When you’re shopping for skincare, you want to make sure the products you’re buying feature ingredients that really do the work for your skin. If they don’t, then what’s the point of spending your money (or sometimes splurging) on them? That’s why it’s so important to arm yourself with knowledge about common skincare ingredients so you know which ones will work best for your specific skin type and concerns. Of course, a dermatologist might be your best source for figuring all of this out, but you can do your own research too.
One powerhouse ingredient that you might have heard of before is niacinamide. In my opinion, the word “niacinamide” is starting to gain traction much like hyaluronic acid has been a popular skincare buzzword for years. But what is the ingredient, and why is it so beneficial? Well, I asked a derm to explain.
“Niacinamide is a form of vitamin B3, a water-soluble vitamin that helps support repair mechanisms in the body’s cells. It can help to reduce damage from free radicals, reduce inflammation, and support the skin barrier,” explains Michele Farber, MD, FAAD, of Schweiger Dermatology Group in Philadelphia, Pennsylvania.
Farber adds that niacinamide can be used topically as an anti-inflammatory for conditions like acne and rosacea. It can help support hydration, improve the skin barrier, brighten skin, and reduce dark pigment. It also can reduce the appearance of fine lines and wrinkles.

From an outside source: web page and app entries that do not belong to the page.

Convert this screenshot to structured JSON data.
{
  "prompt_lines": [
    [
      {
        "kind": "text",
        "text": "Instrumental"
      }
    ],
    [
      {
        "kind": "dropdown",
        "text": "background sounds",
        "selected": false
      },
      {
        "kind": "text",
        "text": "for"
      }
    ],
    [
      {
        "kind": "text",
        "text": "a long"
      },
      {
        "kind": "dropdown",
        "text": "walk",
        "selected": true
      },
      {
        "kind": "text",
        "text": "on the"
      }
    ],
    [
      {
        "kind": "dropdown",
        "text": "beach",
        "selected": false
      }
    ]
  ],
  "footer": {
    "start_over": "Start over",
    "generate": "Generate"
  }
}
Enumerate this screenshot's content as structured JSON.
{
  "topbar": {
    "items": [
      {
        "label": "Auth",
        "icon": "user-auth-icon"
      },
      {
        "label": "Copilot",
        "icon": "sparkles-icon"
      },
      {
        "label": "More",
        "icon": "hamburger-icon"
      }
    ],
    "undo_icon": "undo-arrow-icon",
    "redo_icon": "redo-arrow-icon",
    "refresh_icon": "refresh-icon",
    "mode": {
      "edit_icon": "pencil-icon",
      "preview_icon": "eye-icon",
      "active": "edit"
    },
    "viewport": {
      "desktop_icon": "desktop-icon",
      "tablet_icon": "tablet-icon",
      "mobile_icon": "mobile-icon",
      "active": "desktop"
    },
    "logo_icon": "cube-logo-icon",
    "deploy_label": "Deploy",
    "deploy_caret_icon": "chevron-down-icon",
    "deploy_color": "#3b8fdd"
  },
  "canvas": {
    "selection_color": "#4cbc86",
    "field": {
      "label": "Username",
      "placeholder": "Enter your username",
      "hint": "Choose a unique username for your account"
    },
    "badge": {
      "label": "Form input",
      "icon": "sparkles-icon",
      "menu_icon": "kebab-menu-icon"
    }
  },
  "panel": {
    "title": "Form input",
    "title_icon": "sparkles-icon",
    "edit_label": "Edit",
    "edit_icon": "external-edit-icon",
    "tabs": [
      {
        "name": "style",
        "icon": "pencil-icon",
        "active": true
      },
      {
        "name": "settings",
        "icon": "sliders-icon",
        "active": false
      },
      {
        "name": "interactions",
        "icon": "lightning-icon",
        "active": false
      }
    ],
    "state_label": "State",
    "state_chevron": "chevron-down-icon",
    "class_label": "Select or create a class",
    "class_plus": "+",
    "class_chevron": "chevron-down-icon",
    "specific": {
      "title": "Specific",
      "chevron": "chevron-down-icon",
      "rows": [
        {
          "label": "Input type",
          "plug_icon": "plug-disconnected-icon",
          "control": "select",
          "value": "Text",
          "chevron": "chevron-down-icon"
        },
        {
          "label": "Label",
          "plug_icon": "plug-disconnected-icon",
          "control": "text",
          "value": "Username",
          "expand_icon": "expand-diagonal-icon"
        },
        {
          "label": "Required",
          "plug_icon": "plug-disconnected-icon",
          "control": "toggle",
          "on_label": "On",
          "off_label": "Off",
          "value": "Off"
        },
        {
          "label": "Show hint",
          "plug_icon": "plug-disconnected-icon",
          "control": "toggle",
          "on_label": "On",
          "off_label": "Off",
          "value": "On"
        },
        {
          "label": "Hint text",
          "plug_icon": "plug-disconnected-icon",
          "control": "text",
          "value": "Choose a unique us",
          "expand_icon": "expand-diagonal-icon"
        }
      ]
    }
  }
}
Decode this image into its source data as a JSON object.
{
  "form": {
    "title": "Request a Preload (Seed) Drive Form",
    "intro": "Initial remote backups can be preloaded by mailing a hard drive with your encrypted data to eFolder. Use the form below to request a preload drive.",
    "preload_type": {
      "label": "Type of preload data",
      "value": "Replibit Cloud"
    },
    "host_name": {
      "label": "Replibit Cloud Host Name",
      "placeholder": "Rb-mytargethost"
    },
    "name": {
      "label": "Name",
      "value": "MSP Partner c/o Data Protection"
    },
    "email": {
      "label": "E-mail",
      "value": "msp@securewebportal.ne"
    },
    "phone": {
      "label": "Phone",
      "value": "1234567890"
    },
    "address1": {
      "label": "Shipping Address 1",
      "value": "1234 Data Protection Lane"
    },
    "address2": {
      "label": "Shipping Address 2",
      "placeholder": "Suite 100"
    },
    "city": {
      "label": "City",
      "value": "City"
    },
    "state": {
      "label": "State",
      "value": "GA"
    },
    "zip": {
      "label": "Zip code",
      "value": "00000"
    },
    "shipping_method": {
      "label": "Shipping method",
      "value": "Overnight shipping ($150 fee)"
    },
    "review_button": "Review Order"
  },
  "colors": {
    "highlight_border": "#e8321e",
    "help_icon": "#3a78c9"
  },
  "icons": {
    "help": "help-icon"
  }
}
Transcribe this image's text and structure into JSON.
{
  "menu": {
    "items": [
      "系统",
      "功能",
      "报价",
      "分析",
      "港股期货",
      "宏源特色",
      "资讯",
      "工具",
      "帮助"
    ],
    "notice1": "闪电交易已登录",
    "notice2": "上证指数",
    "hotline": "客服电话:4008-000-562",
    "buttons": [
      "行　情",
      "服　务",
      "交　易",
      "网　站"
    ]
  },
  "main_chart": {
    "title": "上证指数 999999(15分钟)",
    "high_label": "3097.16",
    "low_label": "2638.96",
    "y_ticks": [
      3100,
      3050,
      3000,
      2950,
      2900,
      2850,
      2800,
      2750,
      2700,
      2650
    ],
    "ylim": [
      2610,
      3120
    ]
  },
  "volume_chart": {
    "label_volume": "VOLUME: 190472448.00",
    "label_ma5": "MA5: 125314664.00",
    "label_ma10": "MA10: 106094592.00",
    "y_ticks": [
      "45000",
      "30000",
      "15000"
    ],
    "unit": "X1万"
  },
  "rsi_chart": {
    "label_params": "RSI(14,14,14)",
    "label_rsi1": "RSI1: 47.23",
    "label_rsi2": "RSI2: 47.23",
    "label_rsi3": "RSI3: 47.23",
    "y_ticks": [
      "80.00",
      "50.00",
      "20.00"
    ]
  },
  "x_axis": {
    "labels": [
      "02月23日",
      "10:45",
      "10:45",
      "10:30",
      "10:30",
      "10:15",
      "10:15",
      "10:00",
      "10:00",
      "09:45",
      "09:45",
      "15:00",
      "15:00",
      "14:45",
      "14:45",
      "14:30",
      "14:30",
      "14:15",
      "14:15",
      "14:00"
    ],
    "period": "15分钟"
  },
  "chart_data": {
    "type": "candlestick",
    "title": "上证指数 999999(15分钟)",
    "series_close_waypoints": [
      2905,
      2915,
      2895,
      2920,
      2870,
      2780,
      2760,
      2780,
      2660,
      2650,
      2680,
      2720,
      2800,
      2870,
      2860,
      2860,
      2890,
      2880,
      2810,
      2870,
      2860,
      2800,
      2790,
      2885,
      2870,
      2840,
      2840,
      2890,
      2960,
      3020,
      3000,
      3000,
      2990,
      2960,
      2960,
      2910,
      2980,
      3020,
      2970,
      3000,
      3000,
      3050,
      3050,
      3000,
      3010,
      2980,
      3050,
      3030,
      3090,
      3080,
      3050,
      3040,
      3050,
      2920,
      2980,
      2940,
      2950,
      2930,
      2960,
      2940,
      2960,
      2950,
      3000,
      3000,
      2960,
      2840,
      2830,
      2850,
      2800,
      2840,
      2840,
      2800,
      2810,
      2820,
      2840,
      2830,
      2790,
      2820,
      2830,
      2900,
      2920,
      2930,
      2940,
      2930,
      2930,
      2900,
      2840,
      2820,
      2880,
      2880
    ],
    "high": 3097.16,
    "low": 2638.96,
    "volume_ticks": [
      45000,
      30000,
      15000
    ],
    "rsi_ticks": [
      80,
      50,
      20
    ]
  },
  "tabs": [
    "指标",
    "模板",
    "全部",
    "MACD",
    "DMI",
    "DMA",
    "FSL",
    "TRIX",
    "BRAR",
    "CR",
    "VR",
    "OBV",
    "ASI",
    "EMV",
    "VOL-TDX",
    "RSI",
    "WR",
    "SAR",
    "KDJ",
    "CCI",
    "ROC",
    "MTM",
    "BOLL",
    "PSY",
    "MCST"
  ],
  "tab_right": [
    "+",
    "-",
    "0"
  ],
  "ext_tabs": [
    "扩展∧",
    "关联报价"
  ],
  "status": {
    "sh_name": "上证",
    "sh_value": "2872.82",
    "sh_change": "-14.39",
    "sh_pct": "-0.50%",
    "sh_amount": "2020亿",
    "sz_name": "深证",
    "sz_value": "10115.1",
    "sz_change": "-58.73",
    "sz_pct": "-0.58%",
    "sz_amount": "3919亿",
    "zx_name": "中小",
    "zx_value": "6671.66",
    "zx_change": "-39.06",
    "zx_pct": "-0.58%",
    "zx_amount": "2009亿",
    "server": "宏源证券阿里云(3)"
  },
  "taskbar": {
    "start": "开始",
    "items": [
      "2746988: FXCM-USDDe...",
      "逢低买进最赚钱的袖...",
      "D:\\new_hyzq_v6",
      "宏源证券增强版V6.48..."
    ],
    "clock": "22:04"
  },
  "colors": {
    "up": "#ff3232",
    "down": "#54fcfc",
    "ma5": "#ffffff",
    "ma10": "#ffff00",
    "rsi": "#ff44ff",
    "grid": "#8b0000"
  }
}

“Niacinamide can also be used orally for reducing the risk of non-melanoma skin cancer in the appropriate setting and also for acne when other oral medications are contraindicated or not tolerated,” Farber says.
For the most part, pretty much all skin types can use niacinamide because it’s generally well tolerated. Farber says it’s best for people dealing with inflammatory skin conditions like acne, rosacea, and eczema. But it’s important to note that it may be irritating on sensitive skin in higher concentrations.
“While it has many benefits, niacinamide is best as an adjunct treatment,” Farber explains. “Most people with acne, rosacea, or pigment changes will need other ingredients and possibly prescriptions to complete a skin regimen.”
One way to add niacinamide into your skincare routine is through a serum, which Farber says would be a great addition if you’re dealing with acne, rosacea, redness, and generally sensitive skin. “It’s ideal in combination with other ingredients depending on skincare goals, but it’s also a nice option for people who have trouble tolerating other products,” she adds.
When choosing a serum, Farber recommends looking for one with a percentage between 2% to 10%. She also suggests looking for it in combination formulas. When it’s paired with kojic and tranexamic acids, it targets pigmentation; with vitamin C, it’s for brightening; with hyaluronic acid for hydration; and with retinol for acne.